Hartford — Some Connecticut officials on Monday hailed the coming increase in the state’s minimum wage as a step toward possibly requiring a so-called living wage in the state.
During a state Capitol news conference to remind residents the minimum wage will rise Wednesday, state Sen. Catherine Osten, a Democrat from Sprague, said the impending increase “is just a beginning step for us to get low-wage workers to a living wage.”
The wage rate will go from $8.25 to $8.70 per hour next year and to $9 an hour on Jan. 1, 2015. After the news conference, Osten said she would ultimately like to see a $15-an-hour wage in place for people who need to financially support themselves and their families.

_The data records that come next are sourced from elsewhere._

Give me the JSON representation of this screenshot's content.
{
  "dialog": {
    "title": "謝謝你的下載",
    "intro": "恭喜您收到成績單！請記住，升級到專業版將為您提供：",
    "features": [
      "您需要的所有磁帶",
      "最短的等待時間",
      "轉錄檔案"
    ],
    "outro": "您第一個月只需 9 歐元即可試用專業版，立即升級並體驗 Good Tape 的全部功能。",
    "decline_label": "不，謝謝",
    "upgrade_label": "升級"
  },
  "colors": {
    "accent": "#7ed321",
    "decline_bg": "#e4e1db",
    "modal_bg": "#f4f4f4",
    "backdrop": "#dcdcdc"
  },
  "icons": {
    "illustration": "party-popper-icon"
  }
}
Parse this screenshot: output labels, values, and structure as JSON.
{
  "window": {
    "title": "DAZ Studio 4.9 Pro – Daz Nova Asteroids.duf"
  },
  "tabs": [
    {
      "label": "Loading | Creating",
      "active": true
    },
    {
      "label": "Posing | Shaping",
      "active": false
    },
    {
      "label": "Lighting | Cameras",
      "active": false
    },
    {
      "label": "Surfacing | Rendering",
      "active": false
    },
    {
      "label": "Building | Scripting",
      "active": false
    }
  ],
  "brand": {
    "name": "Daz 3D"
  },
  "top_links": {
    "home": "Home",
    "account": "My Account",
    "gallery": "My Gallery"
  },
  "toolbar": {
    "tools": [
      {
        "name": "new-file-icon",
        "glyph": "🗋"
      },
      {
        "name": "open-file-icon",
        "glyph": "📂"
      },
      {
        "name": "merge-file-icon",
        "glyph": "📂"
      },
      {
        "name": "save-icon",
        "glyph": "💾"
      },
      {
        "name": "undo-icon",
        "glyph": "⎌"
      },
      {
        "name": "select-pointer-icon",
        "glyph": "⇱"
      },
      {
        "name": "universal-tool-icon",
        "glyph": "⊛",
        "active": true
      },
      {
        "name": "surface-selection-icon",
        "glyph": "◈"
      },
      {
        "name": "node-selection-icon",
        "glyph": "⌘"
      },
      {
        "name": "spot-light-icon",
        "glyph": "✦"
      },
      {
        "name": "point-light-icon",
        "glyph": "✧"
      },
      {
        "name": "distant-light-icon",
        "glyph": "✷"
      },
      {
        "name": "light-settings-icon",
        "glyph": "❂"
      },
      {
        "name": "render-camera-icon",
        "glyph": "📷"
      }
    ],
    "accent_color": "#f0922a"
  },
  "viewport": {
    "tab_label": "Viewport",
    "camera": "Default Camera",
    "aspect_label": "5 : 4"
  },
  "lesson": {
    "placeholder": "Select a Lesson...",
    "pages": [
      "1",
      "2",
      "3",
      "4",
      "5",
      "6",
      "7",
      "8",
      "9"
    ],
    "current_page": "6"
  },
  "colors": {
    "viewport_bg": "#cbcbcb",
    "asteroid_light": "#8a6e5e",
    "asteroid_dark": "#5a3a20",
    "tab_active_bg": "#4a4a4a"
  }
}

She acknowledged that level isn’t necessary for everyone.
“I don’t think high school students working for gas money need to have a family-supporting wage,” said Osten.
Department of Labor Commissioner Sharon Palmer agreed that more needs to be done to increase wages for people trying to support themselves and their families on minimum-wage jobs in Connecticut.
“We should make every effort that we can to begin to get them toward a living wage. That’s what they need,” Palmer said, adding, “let’s hope we can continue that effort.”
Connecticut and 12 other states — Arizona, Colorado, Florida, Missouri, Montana, New Jersey, New York, Ohio, Oregon, Rhode Island, Vermont and Washington — are scheduled to raise their minimum wages on New Year’s Day, affecting more than 2.5 million workers, according to the National Employment Law Project. In Connecticut, Gov. Dannel P. Malloy estimated 70,000 to 90,000 of the state’s 1.7 million-member workforce will be affected.
Of those 13 states, the National Employment Law Project said three will have minimum wages higher than Connecticut’s on Jan. 1: Washington at $9.32 an hour, Oregon at $9.10 and Vermont at $8.73.
Andrew Markowski, the Connecticut director of the National Federation of Independent Business, said he’s not surprised there’s interest in raising the state’s minimum beyond $9.
“We’ve heard it over the years from advocates. But if the state of Connecticut really wants to focus on improving the quality of life for employees and their families, then artificially raising wages on employers is not the way to go,” he said. “What the state needs is comprehensive tax reform, fewer regulations and mandates on employers and lower energy costs. These are all of the things that are making Connecticut uncompetitive right now.”
Malloy made a point on Monday to say that Connecticut was taking a “balanced approach” to helping workers without adversely impacting the businesses community by spreading out the increase over two years. When asked about what he thought a living wage would be in Connecticut, Malloy didn’t provide a figure, saying there is disagreement on how it should be calculated and how it can depend on whether someone has children.
“We need to be about the business of raising wages, generally speaking, and certainly raising the minimum wage,” said Malloy, adding how he supports increasing the federal minimum wage of $7.25 an hour to $10.
But Markowski stressed that higher minimum wages ultimately lead to higher costs for businesses owners, who now have to spend more in workers compensation, unemployment and Social Security payments. Besides that, he said business owners also have to worry about higher health insurance costs.
“It’s just that constant compounding effect,” he said.